Last Saturday I started a (hopefully) year long chapter of the British Heritage Project. "The Apiarist's Year". Perhaps technically the most difficult project I have shot; certainly since the pigeon race liberation anyway.
Difficulties came from a number of practical challenges:
- Camera - whatever I used would need to be able to be composed and focused through the veil, potentially away from the eye, and after contacting a DocPhoter in Alabama who is also a beekeeper the thickness and lack of dexterity in your hands due to the thick gloves warn also became apparent. I'll go through the considerations one by one.
- Mamiya RZ67: waist level finder and big focus screen would give the best control of composition whilst using the veil. The large controls possibly usable with the gloves, however needing to reload every 10 frames would not be a good practical option here.
- Olympus Pen FT: small and compact, and fiddly small shutter speed control would be difficult with the gloves, however not needing to reload until 76+ frames would make good practical sense. The viewfinder is small and dark though.
- Nikon F100/F80: the setup used for the silversmith, and brewer. 36 frames to a roll - not as good here as the Olympus but far better than the Mamiya, Aperture Priority and AF would be useful due to the gloves.
The Nikon ended up being the choice.
- Animal endagerment: something I was not expecting to happen was how the bees gathered on the camera itself, the gloves remove a lot of sensory feeling in the fingers, and when I glanced down at the camera to check shutter speed only to find 10-20 bees crawling over the body housing I missed some photographs potentially all due to the rush of squashing a bee on the shutter release by accident.
- H&S: I've never been stung before and don't know if I'm allergic (a bee did manage to get inside the hood with me)
Each hive is home to between 50-55 thousand honey bees, the training apiary where we were houses 17 hives - that's a lot of bees! The sound was incredible and I hope is prominent on the video recording. I shot a single roll of film in the F100 needing to rely heavily on Aperture Priority and AF, however looking at the results due to not being able to support the camera fully against my face there is some camera shake in places, next time open the aperture up, faster time.
The project will continue with the filling shooting script:
- one camera one roll of colour neg, 200iso (Kodak Gold200)
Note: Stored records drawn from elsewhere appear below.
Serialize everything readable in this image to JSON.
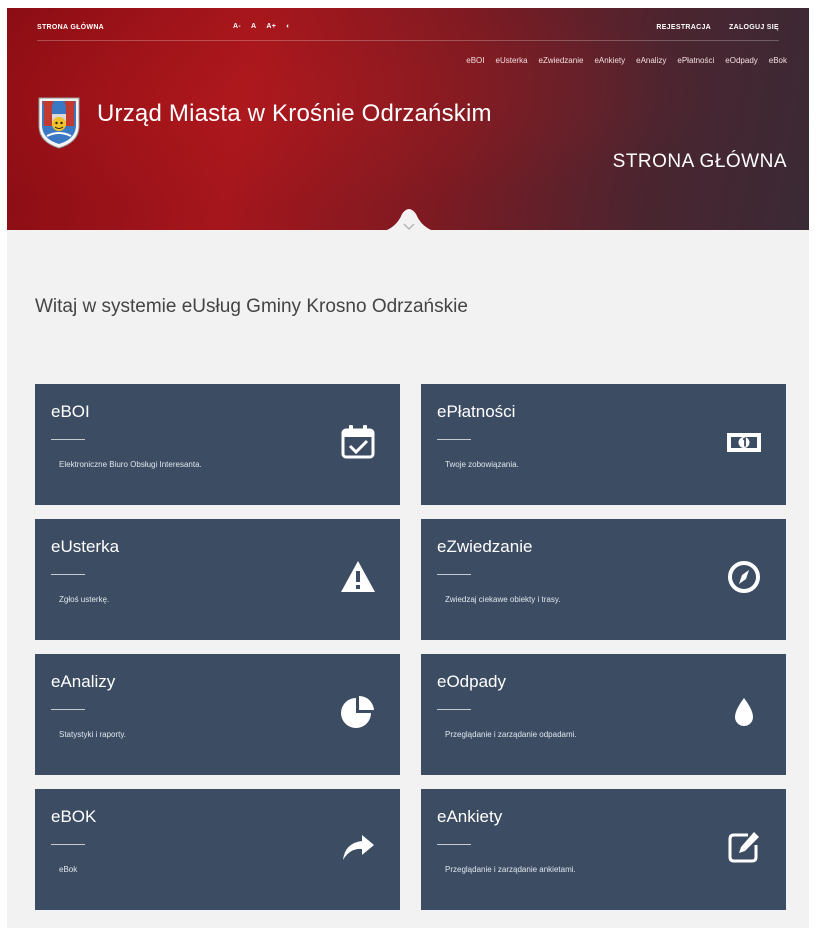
{
  "topbar": {
    "home": "STRONA GŁÓWNA",
    "font_small": "A-",
    "font_normal": "A",
    "font_large": "A+",
    "contrast": "◐",
    "register": "REJESTRACJA",
    "login": "ZALOGUJ SIĘ"
  },
  "nav": [
    "eBOI",
    "eUsterka",
    "eZwiedzanie",
    "eAnkiety",
    "eAnalizy",
    "ePłatności",
    "eOdpady",
    "eBok"
  ],
  "header": {
    "title": "Urząd Miasta w Krośnie Odrzańskim",
    "page_heading": "STRONA GŁÓWNA"
  },
  "welcome": "Witaj w systemie eUsług Gminy Krosno Odrzańskie",
  "tiles": [
    {
      "title": "eBOI",
      "desc": "Elektroniczne Biuro Obsługi Interesanta.",
      "icon": "calendar-check-icon"
    },
    {
      "title": "ePłatności",
      "desc": "Twoje zobowiązania.",
      "icon": "money-icon"
    },
    {
      "title": "eUsterka",
      "desc": "Zgłoś usterkę.",
      "icon": "warning-icon"
    },
    {
      "title": "eZwiedzanie",
      "desc": "Zwiedzaj ciekawe obiekty i trasy.",
      "icon": "compass-icon"
    },
    {
      "title": "eAnalizy",
      "desc": "Statystyki i raporty.",
      "icon": "pie-chart-icon"
    },
    {
      "title": "eOdpady",
      "desc": "Przeglądanie i zarządanie odpadami.",
      "icon": "drop-icon"
    },
    {
      "title": "eBOK",
      "desc": "eBok",
      "icon": "share-arrow-icon"
    },
    {
      "title": "eAnkiety",
      "desc": "Przeglądanie i zarządanie ankietami.",
      "icon": "edit-icon"
    }
  ],
  "colors": {
    "header_red": "#a5161c",
    "header_dark": "#3a2a35",
    "tile_bg": "#3c4c62",
    "page_bg": "#f2f2f2"
  }
}
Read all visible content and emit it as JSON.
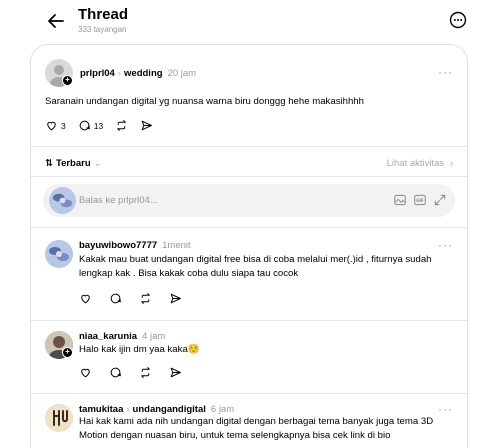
{
  "header": {
    "title": "Thread",
    "views": "333 tayangan"
  },
  "op": {
    "username": "prlprl04",
    "tag": "wedding",
    "time": "20 jam",
    "text": "Saranain undangan digital yg nuansa warna biru donggg hehe makasihhhh",
    "likes": "3",
    "replies": "13"
  },
  "sort": {
    "label": "Terbaru",
    "activity": "Lihat aktivitas"
  },
  "reply_box": {
    "placeholder": "Balas ke prlprl04..."
  },
  "comments": [
    {
      "username": "bayuwibowo7777",
      "time": "1menit",
      "text": "Kakak mau buat undangan digital free bisa di coba melalui mer(.)id , fiturnya sudah lengkap kak . Bisa kakak coba dulu siapa tau cocok"
    },
    {
      "username": "niaa_karunia",
      "time": "4 jam",
      "text": "Halo kak ijin dm yaa kaka☺️"
    },
    {
      "username": "tamukitaa",
      "tag": "undangandigital",
      "time": "6 jam",
      "text": "Hai kak kami ada nih undangan digital dengan berbagai tema banyak juga tema 3D Motion dengan nuasan biru, untuk tema selengkapnya bisa cek link di bio"
    }
  ],
  "colors": {
    "accent": "#000000",
    "muted": "#999999",
    "border": "#e1e1e1",
    "input_bg": "#f2f2f2"
  }
}
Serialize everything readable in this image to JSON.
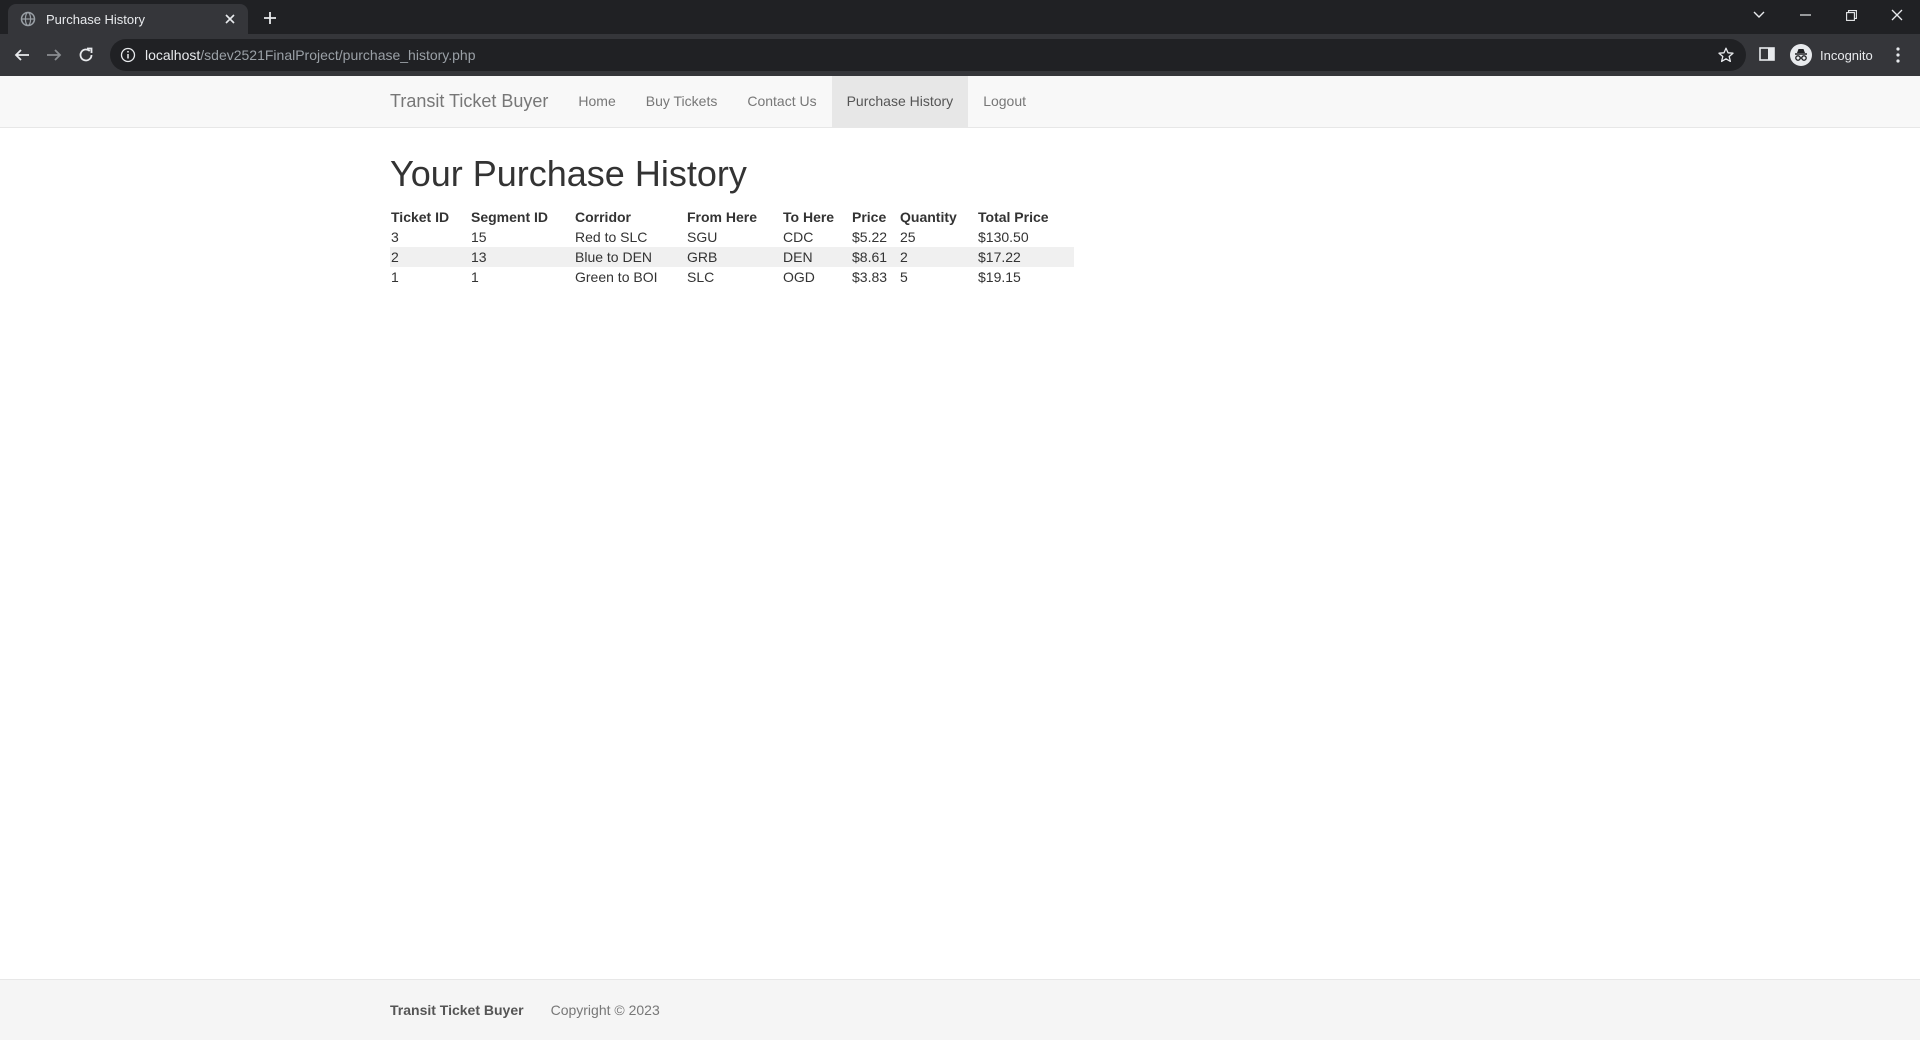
{
  "browser": {
    "tab_title": "Purchase History",
    "url_host": "localhost",
    "url_path": "/sdev2521FinalProject/purchase_history.php",
    "profile_label": "Incognito"
  },
  "navbar": {
    "brand": "Transit Ticket Buyer",
    "items": [
      {
        "label": "Home",
        "active": false
      },
      {
        "label": "Buy Tickets",
        "active": false
      },
      {
        "label": "Contact Us",
        "active": false
      },
      {
        "label": "Purchase History",
        "active": true
      },
      {
        "label": "Logout",
        "active": false
      }
    ]
  },
  "main": {
    "title": "Your Purchase History",
    "table": {
      "headers": [
        "Ticket ID",
        "Segment ID",
        "Corridor",
        "From Here",
        "To Here",
        "Price",
        "Quantity",
        "Total Price"
      ],
      "rows": [
        [
          "3",
          "15",
          "Red to SLC",
          "SGU",
          "CDC",
          "$5.22",
          "25",
          "$130.50"
        ],
        [
          "2",
          "13",
          "Blue to DEN",
          "GRB",
          "DEN",
          "$8.61",
          "2",
          "$17.22"
        ],
        [
          "1",
          "1",
          "Green to BOI",
          "SLC",
          "OGD",
          "$3.83",
          "5",
          "$19.15"
        ]
      ]
    }
  },
  "footer": {
    "brand": "Transit Ticket Buyer",
    "copyright": "Copyright © 2023"
  },
  "colors": {
    "navbar_bg": "#f8f8f8",
    "active_nav_bg": "#e7e7e7",
    "footer_bg": "#f5f5f5",
    "striped_row_bg": "#f0f0f0"
  }
}
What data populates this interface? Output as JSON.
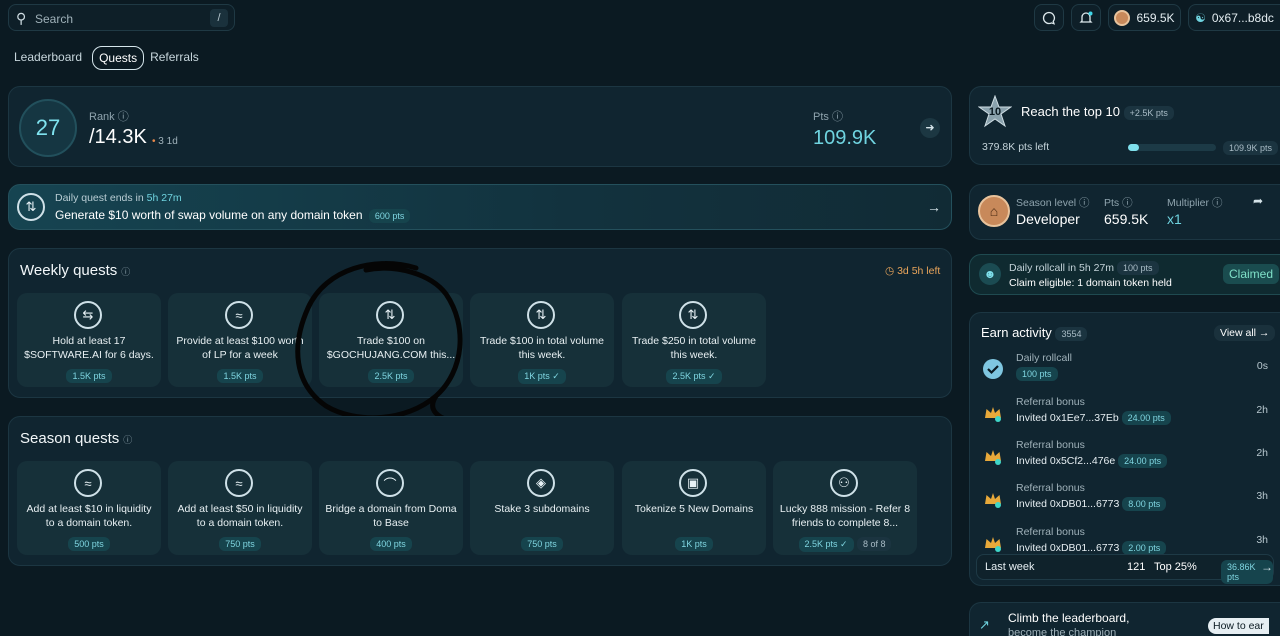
{
  "search": {
    "placeholder": "Search",
    "shortcut": "/"
  },
  "header": {
    "balance": "659.5K",
    "wallet": "0x67...b8dc"
  },
  "tabs": [
    {
      "label": "Leaderboard"
    },
    {
      "label": "Quests"
    },
    {
      "label": "Referrals"
    }
  ],
  "rank": {
    "number": "27",
    "label": "Rank",
    "total": "/14.3K",
    "change": "3 1d",
    "pts_label": "Pts",
    "pts_value": "109.9K"
  },
  "daily_quest": {
    "ends_prefix": "Daily quest ends in",
    "ends_time": "5h 27m",
    "title": "Generate $10 worth of swap volume on any domain token",
    "pts": "600 pts"
  },
  "weekly": {
    "title": "Weekly quests",
    "time_left": "3d 5h left",
    "items": [
      {
        "title": "Hold at least 17 $SOFTWARE.AI for 6 days.",
        "pts": "1.5K pts"
      },
      {
        "title": "Provide at least $100 worth of LP for a week",
        "pts": "1.5K pts"
      },
      {
        "title": "Trade $100 on $GOCHUJANG.COM this...",
        "pts": "2.5K pts"
      },
      {
        "title": "Trade $100 in total volume this week.",
        "pts": "1K pts ✓"
      },
      {
        "title": "Trade $250 in total volume this week.",
        "pts": "2.5K pts ✓"
      }
    ]
  },
  "season": {
    "title": "Season quests",
    "items": [
      {
        "title": "Add at least $10 in liquidity to a domain token.",
        "pts": "500 pts"
      },
      {
        "title": "Add at least $50 in liquidity to a domain token.",
        "pts": "750 pts"
      },
      {
        "title": "Bridge a domain from Doma to Base",
        "pts": "400 pts"
      },
      {
        "title": "Stake 3 subdomains",
        "pts": "750 pts"
      },
      {
        "title": "Tokenize 5 New Domains",
        "pts": "1K pts"
      },
      {
        "title": "Lucky 888 mission - Refer 8 friends to complete 8...",
        "pts": "2.5K pts ✓",
        "progress": "8 of 8"
      }
    ]
  },
  "top10": {
    "badge": "10",
    "title": "Reach the top 10",
    "bonus": "+2.5K pts",
    "left": "379.8K pts left",
    "pts": "109.9K pts",
    "progress": 0.12
  },
  "season_level": {
    "label": "Season level",
    "value": "Developer",
    "pts_label": "Pts",
    "pts_value": "659.5K",
    "mult_label": "Multiplier",
    "mult_value": "x1"
  },
  "rollcall": {
    "prefix": "Daily rollcall in",
    "time": "5h 27m",
    "pts": "100 pts",
    "desc": "Claim eligible: 1 domain token held",
    "status": "Claimed"
  },
  "earn": {
    "title": "Earn activity",
    "count": "3554",
    "view_all": "View all",
    "items": [
      {
        "cat": "Daily rollcall",
        "detail": "",
        "pts": "100 pts",
        "time": "0s"
      },
      {
        "cat": "Referral bonus",
        "detail": "Invited 0x1Ee7...37Eb",
        "pts": "24.00 pts",
        "time": "2h"
      },
      {
        "cat": "Referral bonus",
        "detail": "Invited 0x5Cf2...476e",
        "pts": "24.00 pts",
        "time": "2h"
      },
      {
        "cat": "Referral bonus",
        "detail": "Invited 0xDB01...6773",
        "pts": "8.00 pts",
        "time": "3h"
      },
      {
        "cat": "Referral bonus",
        "detail": "Invited 0xDB01...6773",
        "pts": "2.00 pts",
        "time": "3h"
      }
    ],
    "footer": {
      "label": "Last week",
      "count": "121",
      "top": "Top 25%",
      "pts": "36.86K pts"
    }
  },
  "climb": {
    "title": "Climb the leaderboard,",
    "subtitle": "become the champion",
    "how": "How to ear"
  }
}
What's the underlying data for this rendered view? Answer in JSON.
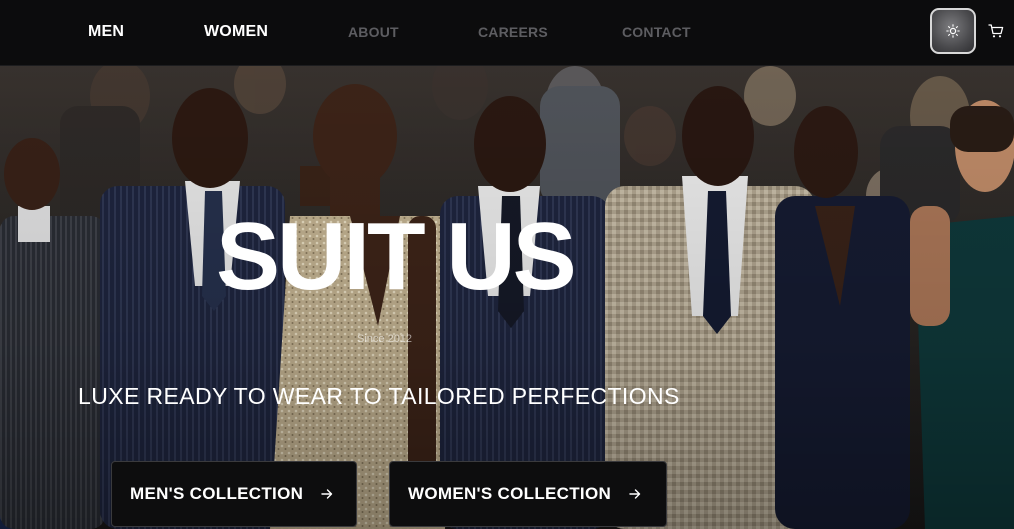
{
  "nav": {
    "links": [
      {
        "label": "MEN",
        "style": "primary"
      },
      {
        "label": "WOMEN",
        "style": "primary"
      },
      {
        "label": "ABOUT",
        "style": "muted"
      },
      {
        "label": "CAREERS",
        "style": "muted"
      },
      {
        "label": "CONTACT",
        "style": "muted"
      }
    ],
    "theme_toggle_icon": "sun-icon",
    "cart_icon": "cart-icon"
  },
  "hero": {
    "title": "SUIT US",
    "since": "Since 2012",
    "tagline": "LUXE READY TO WEAR TO TAILORED PERFECTIONS",
    "background_image": "runway models in suits and gowns in front of seated audience",
    "ctas": [
      {
        "label": "MEN'S COLLECTION",
        "icon": "arrow-right-icon"
      },
      {
        "label": "WOMEN'S COLLECTION",
        "icon": "arrow-right-icon"
      }
    ]
  },
  "colors": {
    "nav_bg": "#0c0c0d",
    "nav_primary": "#ffffff",
    "nav_muted": "#5d5d61",
    "cta_bg": "#0d0d0e"
  }
}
- one shoot per month
- not all eye level
- watch shutter speed (aperture no smaller than f5.6 on a sunny day)
- be more varied
- have a goal/topic for each shoot as a focus.
- more still lifes